NIST Special Publication 800-53 (Rev. 4)
Security and Privacy Controls for Federal Information Systems and Organizations
Criticality analysis is a key tenet of supply chain risk management and informs the prioritization of supply chain protection activities such as attack surface reduction, use of all-source intelligence, and tailored acquisition strategies. Information system engineers can conduct an end-to-end functional decomposition of an information system to identify mission-critical functions and components. The functional decomposition includes the identification of core organizational missions supported by the system, decomposition into the specific functions to perform those missions, and traceability to the hardware, software, and firmware components that implement those functions, including when the functions are shared by many components within and beyond the information system boundary. Information system components that allow for unmediated access to critical components or functions are considered critical due to the inherent vulnerabilities such components create. Criticality is assessed in terms of the impact of the function or component failure on the ability of the component to complete the organizational missions supported by the information system. A criticality analysis is performed whenever an architecture or design is being developed or modified, including upgrades.
Related to: CP-2, PL-2, PL-8, PM-1, SA-8, SA-12, SA-13, SA-15, SA-20

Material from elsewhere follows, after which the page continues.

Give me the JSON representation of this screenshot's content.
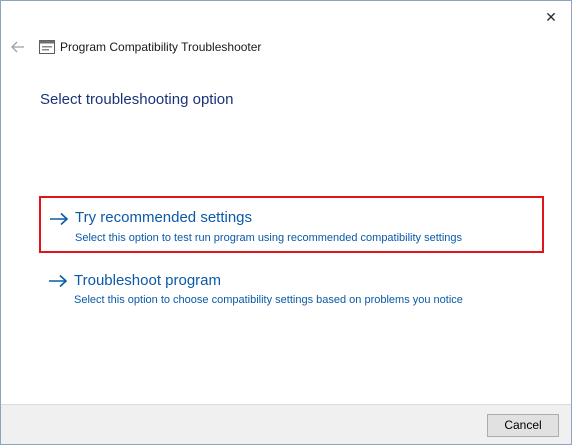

CRITICALITY ANALYSIS | CRITICAL COMPONENTS WITH NO VIABLE ALTERNATIVE SOURCING
[Withdrawn: Incorporated into SA-20].